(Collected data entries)
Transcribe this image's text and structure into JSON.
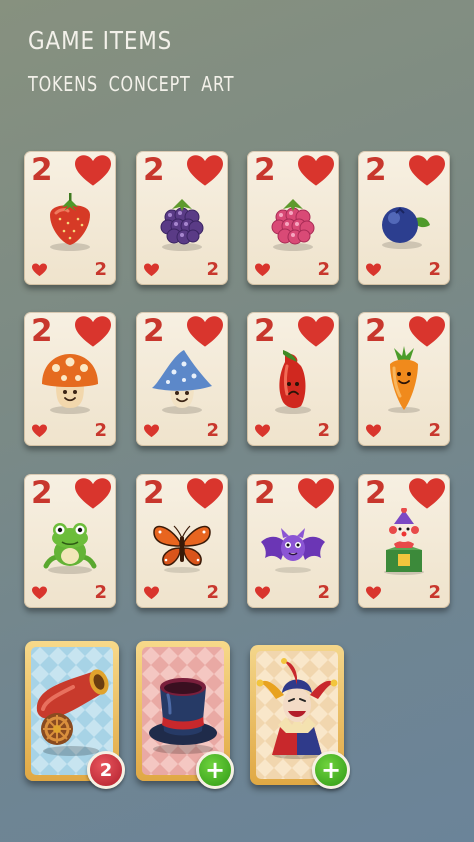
{
  "header": {
    "title": "GAME ITEMS",
    "subtitle": "TOKENS  CONCEPT ART"
  },
  "cards": [
    {
      "rank": "2",
      "item": "strawberry-icon"
    },
    {
      "rank": "2",
      "item": "blackberry-icon"
    },
    {
      "rank": "2",
      "item": "raspberry-icon"
    },
    {
      "rank": "2",
      "item": "blueberry-icon"
    },
    {
      "rank": "2",
      "item": "orange-mushroom-icon"
    },
    {
      "rank": "2",
      "item": "blue-mushroom-icon"
    },
    {
      "rank": "2",
      "item": "red-pepper-icon"
    },
    {
      "rank": "2",
      "item": "carrot-icon"
    },
    {
      "rank": "2",
      "item": "frog-icon"
    },
    {
      "rank": "2",
      "item": "butterfly-icon"
    },
    {
      "rank": "2",
      "item": "bat-icon"
    },
    {
      "rank": "2",
      "item": "jack-in-the-box-icon"
    }
  ],
  "specials": [
    {
      "item": "cannon-icon",
      "badge": "2"
    },
    {
      "item": "magic-hat-icon",
      "badge": "+"
    },
    {
      "item": "joker-icon",
      "badge": "+"
    }
  ],
  "colors": {
    "suit_red": "#c8372d",
    "card_face": "#f7f0e2",
    "badge_red": "#c62a36",
    "badge_green": "#3fae1f",
    "special_frame": "#e9b85a"
  }
}
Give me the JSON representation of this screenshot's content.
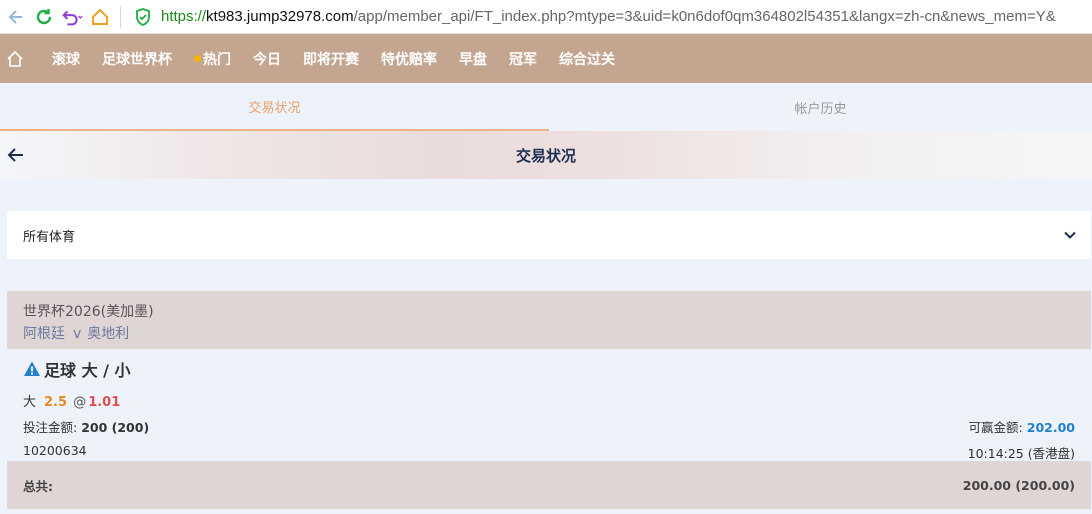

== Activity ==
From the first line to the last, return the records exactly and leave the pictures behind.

== Answer below ==
Transcribe this image's text and structure into JSON.
{
  "header": {
    "title": "GAME ITEMS",
    "subtitle": "TOKENS  CONCEPT ART"
  },
  "cards": [
    {
      "rank": "2",
      "item": "strawberry-icon"
    },
    {
      "rank": "2",
      "item": "blackberry-icon"
    },
    {
      "rank": "2",
      "item": "raspberry-icon"
    },
    {
      "rank": "2",
      "item": "blueberry-icon"
    },
    {
      "rank": "2",
      "item": "orange-mushroom-icon"
    },
    {
      "rank": "2",
      "item": "blue-mushroom-icon"
    },
    {
      "rank": "2",
      "item": "red-pepper-icon"
    },
    {
      "rank": "2",
      "item": "carrot-icon"
    },
    {
      "rank": "2",
      "item": "frog-icon"
    },
    {
      "rank": "2",
      "item": "butterfly-icon"
    },
    {
      "rank": "2",
      "item": "bat-icon"
    },
    {
      "rank": "2",
      "item": "jack-in-the-box-icon"
    }
  ],
  "specials": [
    {
      "item": "cannon-icon",
      "badge": "2"
    },
    {
      "item": "magic-hat-icon",
      "badge": "+"
    },
    {
      "item": "joker-icon",
      "badge": "+"
    }
  ],
  "colors": {
    "suit_red": "#c8372d",
    "card_face": "#f7f0e2",
    "badge_red": "#c62a36",
    "badge_green": "#3fae1f",
    "special_frame": "#e9b85a"
  }
}
Give me the JSON representation of this screenshot's content.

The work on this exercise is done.